The amendment was introduced by Senate Banking Committee Chairman Tim Johnson (D-S.D.) and Ranking Committee Member Mike Crapo (R-Idaho) last week.

In a letter to the two legislators, CUNA and others noted that guarantee fees are a critical risk management tool used by Fannie Mae and Freddie Mac to protect against losses from faulty loans, and should be used only to manage the companies' credit risk. Increasing guarantee fees for other purposes effectively taxes potential homebuyers and consumers wishing to refinance their mortgages, the letter added. Fee increases unrelated to housing could also act to hinder the necessary reforms required of the housing finance system in the years ahead, the letter said.

Federal Housing Finance Agency (FHFA) Acting Director Edward DeMarco earlier this month said that agency will begin to build a new securitization infrastructure, including a joint venture to handle mortgage securitization, and contract Fannie Mae and Freddie Mac's dominant presence in the marketplace while simplifying and shrinking some of those firms' operations.

As requested by the FHFA, Freddie Mac last week released single-family loan-level credit performance data on 30-year fixed-rate mortgages. Freddie Mac said the dataset covers approximately 15.7 million fully amortizing fixed-rate single-family mortgages originated between January 1, 1999, and December 31, 2011, representing 53% of total mortgage acquisitions made during that period.

Freddie Mac in a release said the data will help to increase transparency, which helps investors build more accurate credit performance models in support of potential future single-family credit risk-sharing initiatives.

A range of mortgage market reforms have been discussed in Washington, including almost completely privatizing the housing finance system, limiting the government's intervention in the mortgage market to times of financial distress, and using a system of reinsurance to backstop private mortgage guarantors to a targeted range of mortgages.
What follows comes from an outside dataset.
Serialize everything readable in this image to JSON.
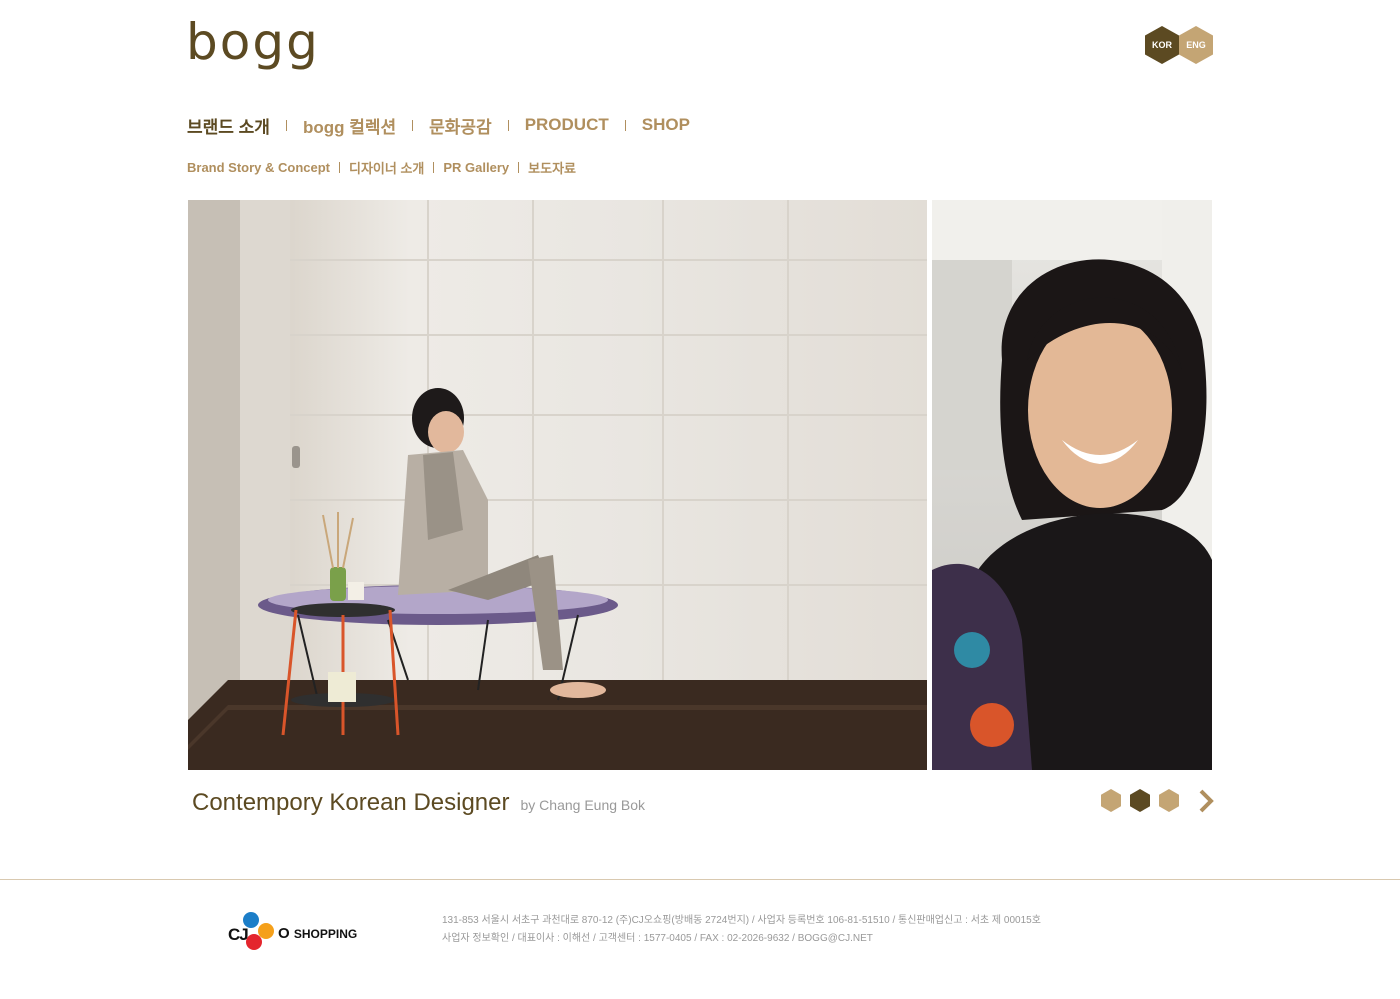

CUNA has repeatedly encouraged the FHFA to ensure that any changes to secondary mortgage market structure allow credit unions and other small issuers to maintain full and unrestricted access to that market. CUNA has also highlighted the importance of preserving 30-year, fixed-rate mortgages and ensuring that the secondary market is strong enough to weather economic adversity.